Types of Literature Reviews
A literature review can be stand-alone (literature review, review of literature) as its own article or source or part of a research article, usually in introduction or directly after. Sometimes they are not labelled “literature review” within the article, but they include integrated citations or in-text citations. Here is an example of a scholarly article that has the literature review after the introduction. A literature review is not an annotated bibliography. To learn more about annotated bibliographies, check out the UNCG Libraries Module on Annotated Bibliography.
Example of a literature review within an article. Article citation:
Spence, P. R., Westerman, D., Edwards, C., & Edwards, A. (2014). Welcoming our robot overlords: Initial expectations about interaction with a robot. Communication Research Reports, 31(3), 272–280. https://doi.org/10.1080/08824096.2014.924337
- Comments on the relevance and quality of the information
- Sources are analyzed separately
- The source is indicated at the beginning of each section
- Sources are listed alphabetically in an annotated list

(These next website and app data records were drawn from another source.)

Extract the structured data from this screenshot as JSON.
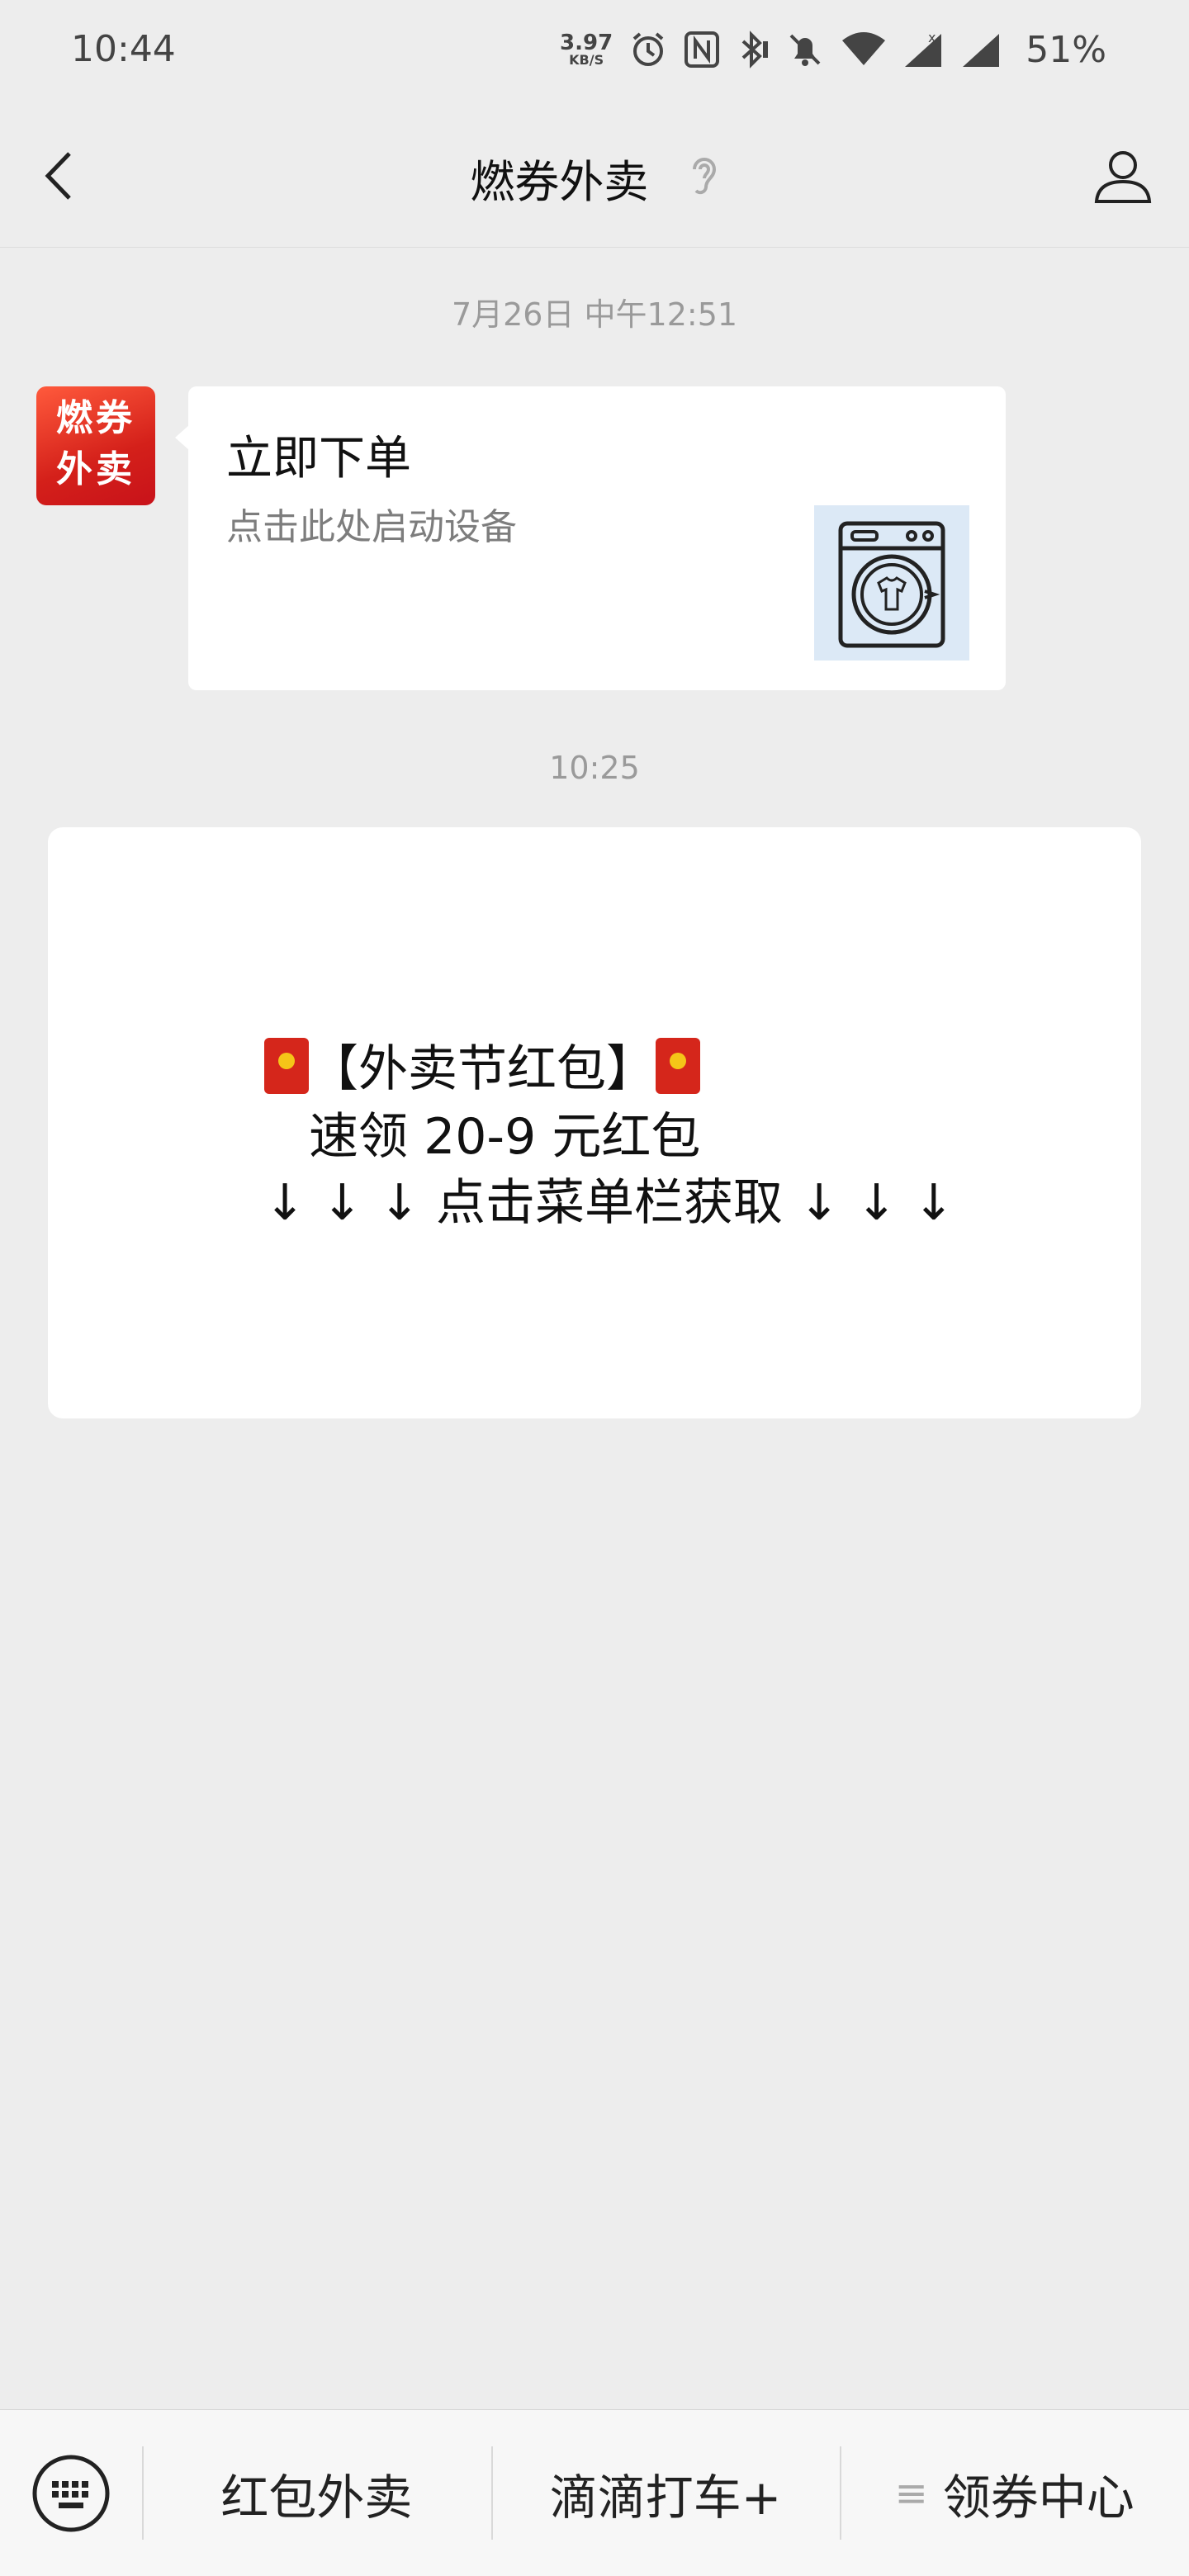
{
  "status_bar": {
    "time": "10:44",
    "net_speed_value": "3.97",
    "net_speed_unit": "KB/S",
    "battery": "51%",
    "icons": [
      "alarm-icon",
      "nfc-icon",
      "bluetooth-icon",
      "mute-icon",
      "wifi-icon",
      "signal-icon",
      "signal-icon-2"
    ]
  },
  "header": {
    "title": "燃券外卖",
    "icons": [
      "back-icon",
      "ear-icon",
      "profile-icon"
    ]
  },
  "chat": {
    "messages": [
      {
        "timestamp": "7月26日 中午12:51",
        "avatar_text": [
          "燃券",
          "外卖"
        ],
        "card_title": "立即下单",
        "card_subtitle": "点击此处启动设备",
        "thumbnail_icon": "washing-machine-icon"
      },
      {
        "timestamp": "10:25",
        "lines": [
          "【外卖节红包】",
          "速领 20-9 元红包",
          "↓ ↓ ↓ 点击菜单栏获取 ↓ ↓ ↓"
        ]
      }
    ]
  },
  "bottom_menu": {
    "keyboard_icon": "keyboard-icon",
    "items": [
      {
        "label": "红包外卖"
      },
      {
        "label": "滴滴打车+"
      },
      {
        "prefix": "≡",
        "label": "领券中心"
      }
    ]
  },
  "colors": {
    "background": "#ededed",
    "card": "#ffffff",
    "envelope_red": "#d5261b",
    "thumbnail_bg": "#dce9f6"
  }
}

- Establishes a relationship between different sources and highlights gaps in knowledge
- Information from different sources are analyzed together in a cohesive narrative
- The sources are listed at the end of the document, as a bibliography through an in text citation
- Sources are integrated together according to relevance
Difference between an Annotated Bibliography and and Literature Review
There are different types of literature reviews. A systematic review is a literature review that follows a rigorous process to find all of the research conducted on a topic and then critically appraises the research methods of the highest quality reports. These reviews track and report their search and appraisal methods in addition to providing a summary of the knowledge established by the appraised research. Other reviews that are similar to a systematic review are integrative reviews, meta-analysis, scoping reviews, mapping review, and a rapid review. For a full list of all the review types, plus detailed definitions and differences, go to the Temple University Libraries Reviews Research Guide.
UNCG Libraries Systematic Review Guide